Records from a data source:
====

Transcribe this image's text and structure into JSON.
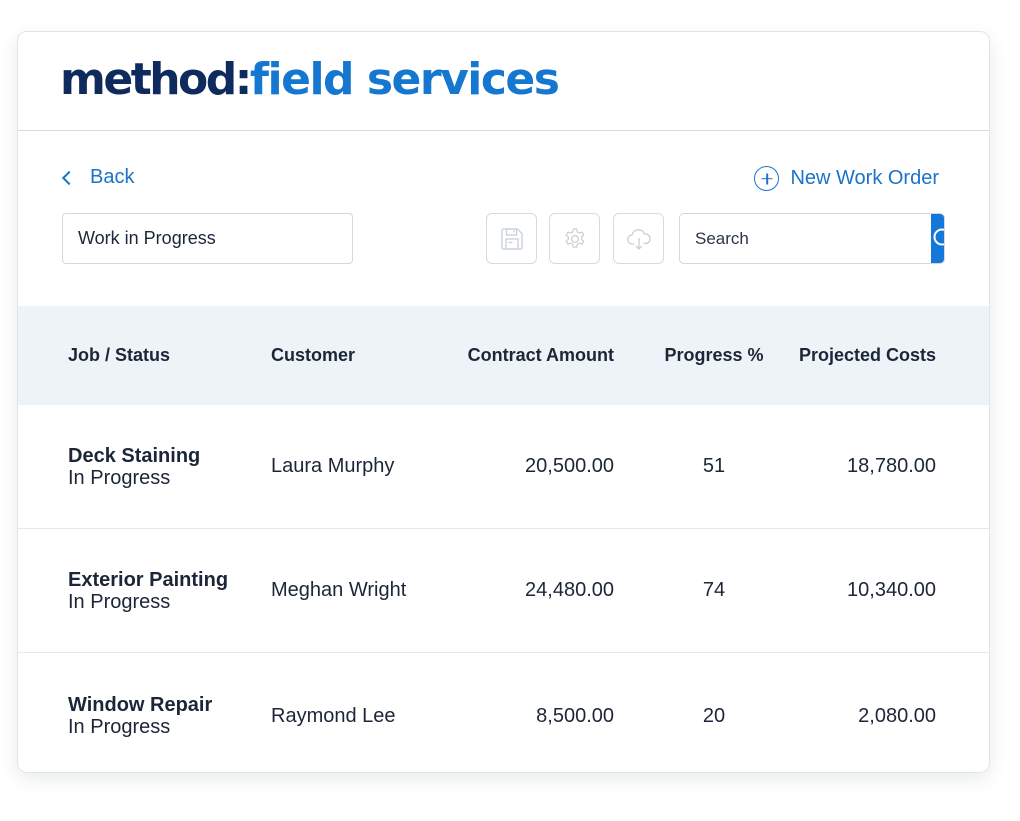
{
  "brand": {
    "logo_part1": "method:",
    "logo_part2": "field services",
    "colors": {
      "dark": "#0f2a5c",
      "accent": "#1577d8"
    }
  },
  "toolbar": {
    "back_label": "Back",
    "new_order_label": "New Work Order",
    "filter_value": "Work in Progress",
    "search_placeholder": "Search",
    "icons": [
      "save-icon",
      "gear-icon",
      "cloud-download-icon",
      "search-icon"
    ]
  },
  "table": {
    "headers": [
      "Job / Status",
      "Customer",
      "Contract Amount",
      "Progress %",
      "Projected Costs"
    ],
    "rows": [
      {
        "job": "Deck Staining",
        "status": "In Progress",
        "customer": "Laura Murphy",
        "contract_amount": "20,500.00",
        "progress": "51",
        "projected_costs": "18,780.00"
      },
      {
        "job": "Exterior Painting",
        "status": "In Progress",
        "customer": "Meghan Wright",
        "contract_amount": "24,480.00",
        "progress": "74",
        "projected_costs": "10,340.00"
      },
      {
        "job": "Window Repair",
        "status": "In Progress",
        "customer": "Raymond Lee",
        "contract_amount": "8,500.00",
        "progress": "20",
        "projected_costs": "2,080.00"
      }
    ]
  }
}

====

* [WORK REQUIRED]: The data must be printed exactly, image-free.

* [YOUR SOLUTION]:
Transcribe this image's text and structure into JSON.
{
  "brand": {
    "logo_part1": "method:",
    "logo_part2": "field services",
    "colors": {
      "dark": "#0f2a5c",
      "accent": "#1577d8"
    }
  },
  "toolbar": {
    "back_label": "Back",
    "new_order_label": "New Work Order",
    "filter_value": "Work in Progress",
    "search_placeholder": "Search",
    "icons": [
      "save-icon",
      "gear-icon",
      "cloud-download-icon",
      "search-icon"
    ]
  },
  "table": {
    "headers": [
      "Job / Status",
      "Customer",
      "Contract Amount",
      "Progress %",
      "Projected Costs"
    ],
    "rows": [
      {
        "job": "Deck Staining",
        "status": "In Progress",
        "customer": "Laura Murphy",
        "contract_amount": "20,500.00",
        "progress": "51",
        "projected_costs": "18,780.00"
      },
      {
        "job": "Exterior Painting",
        "status": "In Progress",
        "customer": "Meghan Wright",
        "contract_amount": "24,480.00",
        "progress": "74",
        "projected_costs": "10,340.00"
      },
      {
        "job": "Window Repair",
        "status": "In Progress",
        "customer": "Raymond Lee",
        "contract_amount": "8,500.00",
        "progress": "20",
        "projected_costs": "2,080.00"
      }
    ]
  }
}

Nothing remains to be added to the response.